Sunday's clear decision by Swiss voters to ban further construction of minarets in the country has sent shockwaves around the world.
In Switzerland, there seems to be a general concern in the media that the vote (57.5 per cent in favour of the ban) could lead to reprisals from Muslims.
The Fribourg newspaper La Liberté says Switzerland might have to pay for a "democratic luxury".
"At a time when there are so many other challenges, including the economic crisis, the conflict with Libya and also the disappearance of banking secrecy, let's hope the price to pay will not be exorbitant."
The Tribune de Genève echoes many other newspaper opinions by arguing that the vote was a "yes" related to fear of Islam. Geneva was one of only four of the 26 Swiss cantons to vote against the initiative of the right.
The Basler Zeitung, among others, makes the point that the vote was not about the construction of minarets in Switzerland.
"This weekend gut feelings decided [the result]: these include resentment over the lack of willingness to integrate by some migrants, the widespread fear of the spread of foreign cultures and the fear that the Swiss Christian culture could be under threat."

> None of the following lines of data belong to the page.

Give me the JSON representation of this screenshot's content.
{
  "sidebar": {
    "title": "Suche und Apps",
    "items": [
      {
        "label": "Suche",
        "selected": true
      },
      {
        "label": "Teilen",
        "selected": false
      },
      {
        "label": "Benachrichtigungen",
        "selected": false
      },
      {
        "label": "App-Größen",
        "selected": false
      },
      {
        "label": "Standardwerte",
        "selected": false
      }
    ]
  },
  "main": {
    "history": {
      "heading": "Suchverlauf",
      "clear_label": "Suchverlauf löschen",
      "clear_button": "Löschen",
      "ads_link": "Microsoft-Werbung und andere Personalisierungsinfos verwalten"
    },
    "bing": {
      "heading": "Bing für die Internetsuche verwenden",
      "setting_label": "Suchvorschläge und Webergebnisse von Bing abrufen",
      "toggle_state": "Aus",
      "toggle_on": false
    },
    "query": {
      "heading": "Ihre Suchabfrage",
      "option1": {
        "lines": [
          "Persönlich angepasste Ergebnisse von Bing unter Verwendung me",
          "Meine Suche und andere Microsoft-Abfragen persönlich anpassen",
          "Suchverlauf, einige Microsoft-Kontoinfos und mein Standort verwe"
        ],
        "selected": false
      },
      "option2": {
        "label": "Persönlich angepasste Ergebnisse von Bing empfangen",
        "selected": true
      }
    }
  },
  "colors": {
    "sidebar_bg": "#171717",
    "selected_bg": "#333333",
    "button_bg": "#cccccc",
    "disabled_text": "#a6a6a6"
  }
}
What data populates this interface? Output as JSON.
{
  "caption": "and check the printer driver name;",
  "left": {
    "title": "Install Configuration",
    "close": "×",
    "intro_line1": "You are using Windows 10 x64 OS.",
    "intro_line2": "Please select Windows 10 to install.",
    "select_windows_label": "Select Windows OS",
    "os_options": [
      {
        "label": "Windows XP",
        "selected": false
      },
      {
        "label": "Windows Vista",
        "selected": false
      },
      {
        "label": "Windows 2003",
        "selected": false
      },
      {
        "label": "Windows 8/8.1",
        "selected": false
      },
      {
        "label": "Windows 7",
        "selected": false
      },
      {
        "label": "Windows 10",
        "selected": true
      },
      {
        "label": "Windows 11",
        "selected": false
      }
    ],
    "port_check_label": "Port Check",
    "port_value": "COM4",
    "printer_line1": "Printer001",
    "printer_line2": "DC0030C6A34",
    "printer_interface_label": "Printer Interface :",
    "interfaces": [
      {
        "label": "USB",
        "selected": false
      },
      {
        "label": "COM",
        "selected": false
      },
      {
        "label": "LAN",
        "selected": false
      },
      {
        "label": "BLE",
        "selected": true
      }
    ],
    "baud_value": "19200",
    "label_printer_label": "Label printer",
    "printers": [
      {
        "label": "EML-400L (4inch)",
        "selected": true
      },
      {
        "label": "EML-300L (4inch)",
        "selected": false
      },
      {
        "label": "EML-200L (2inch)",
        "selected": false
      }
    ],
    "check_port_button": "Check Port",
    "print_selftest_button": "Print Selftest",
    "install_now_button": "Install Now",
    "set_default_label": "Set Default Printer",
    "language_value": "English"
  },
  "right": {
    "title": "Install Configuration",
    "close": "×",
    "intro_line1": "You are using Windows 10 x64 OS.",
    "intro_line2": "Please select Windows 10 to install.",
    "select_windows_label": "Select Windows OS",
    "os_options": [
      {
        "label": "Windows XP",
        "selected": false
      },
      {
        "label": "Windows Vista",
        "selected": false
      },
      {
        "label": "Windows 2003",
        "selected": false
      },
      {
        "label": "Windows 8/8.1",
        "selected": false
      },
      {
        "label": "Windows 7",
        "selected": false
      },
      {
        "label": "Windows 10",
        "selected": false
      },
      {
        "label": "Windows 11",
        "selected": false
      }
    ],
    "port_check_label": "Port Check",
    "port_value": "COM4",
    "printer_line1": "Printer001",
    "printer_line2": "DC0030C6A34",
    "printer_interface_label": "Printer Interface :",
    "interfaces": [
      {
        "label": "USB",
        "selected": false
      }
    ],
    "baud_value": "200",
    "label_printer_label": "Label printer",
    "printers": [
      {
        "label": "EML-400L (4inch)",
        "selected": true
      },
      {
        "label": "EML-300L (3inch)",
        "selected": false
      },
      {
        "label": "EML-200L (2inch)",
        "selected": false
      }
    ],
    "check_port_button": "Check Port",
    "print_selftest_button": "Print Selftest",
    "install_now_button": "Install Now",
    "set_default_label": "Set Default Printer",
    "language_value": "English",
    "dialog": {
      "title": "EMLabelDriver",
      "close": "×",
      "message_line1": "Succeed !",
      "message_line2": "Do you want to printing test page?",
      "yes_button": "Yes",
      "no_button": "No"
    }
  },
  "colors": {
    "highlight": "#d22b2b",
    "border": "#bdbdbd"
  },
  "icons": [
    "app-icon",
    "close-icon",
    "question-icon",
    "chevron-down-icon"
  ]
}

The mass-circulation Blick newspaper of Zurich comments that the vote was a "big slap in the face" for the government and most political parties that had opposed the ban.
It asks whether there will now be a big debate in the country about Islam. Blick sums it up this way: "Clear vote, unclear consequences".
One of its commentators notes that Swiss exporters will now have to beware, explaining that they exported goods worth SFr14.5 billion ($14.49 billion) last year to Muslim countries, seven per cent of total exports.
"After the 'yes' vote to the minaret initiative, there is now a fear of boycotts."
The Zurich correspondent of Britain's Financial Times said the vote in Switzerland "potentially exposed it to a backlash from the Muslim world."
"The emotive nature of the poll, heightened by a controversial poster campaign showing minarets looking like missiles, was reflected in an unusually high turnout of about 53 per cent."
The main party behind the initiative, the rightwing Swiss People's Party, also comes in for comment.
"The party, which has grown to dominate Swiss politics over the past 15 years through strident populism, has made the alleged 'islamisation' of Swiss society one of its prime targets, along with foreigners' alleged criminal tendencies and abuse of social security."
Le Temps of Geneva does not mince its words. It comments that the future will decide if the up-till-now peaceful relations between Swiss and Muslims will deteriorate after "this brutal sign of hostility".
"Not against mosques"
"But let's keep in mind that the Swiss voted against minarets and not against mosques."
Zurich's Neue Zürcher Zeitung explained that public discussion in Switzerland had gone as far as calling the fears over minarets a "clash of cultures". Debate was a question of the "advance of Islam" and was mainly against "Islamists prepared to be violent".
The Wall Street Journal commented that the vote highlighted "the persistent conflict over the integration of Europe's growing Muslim population into civil society"
"Earlier this month, France considered whether to bar Muslim women from wearing full-face veils, sparking a heated debate in which one French politician described burqas, the head-to-toe veils worn by some very devout Muslim women, as "walking coffins." The government issued a recommendation against wearing burqas, but stopped short of an outright ban."
"The yes vote in Switzerland could raise interfaith tensions in a country that has largely escaped such conflicts in recent years."
"The vote in favor of the ban is a surprise in a country that prides itself on integrating immigrants, and where about a fifth of the population are foreigners. About 400,000, or roughly five percent, of Swiss residents are Muslim.
The New York Times also sees the threat of a backlash after the vote.
This has "put Switzerland at the forefront of a European backlash against a growing Muslim population".
"Muslim groups in Switzerland and abroad condemned the vote as biased and anti-Islamic. Business groups said the decision hurt Switzerland's international standing and could damage relations with Muslim nations and wealthy investors who bank, travel and shop there."
Swiss Roman Catholic theologian Hans Küng told the Bund newspaper of Bern of his concerns, arguing the decision would have a high cost for Switzerland.
The 81-year-old said the good integration of Muslims in Switzerland was now in danger.
"As a Swiss abroad I was always proud of my country. The latest catastrophic developments for its image - for example banking secrecy - now culminate in this incomprehensible acceptance of an initiative, which not only goes against religious freedom, but also against tolerance that is so prized in Switzerland."
Robert Brookes, swissinfo.ch
Minaret ban - final results:
Four cantons carried out trials with e-voting. The Swiss abroad registered in Geneva and Basel City were also taking part in the scheme.
Switzerland has become the first European country to ban the construction of minarets.
The proposal was launched by members of the rightwing Swiss People's Party and the ultra conservative Federal Democratic Union.
The initiative came in response to opposition by conservative groups at a local level against applications to build a minaret next to a mosque.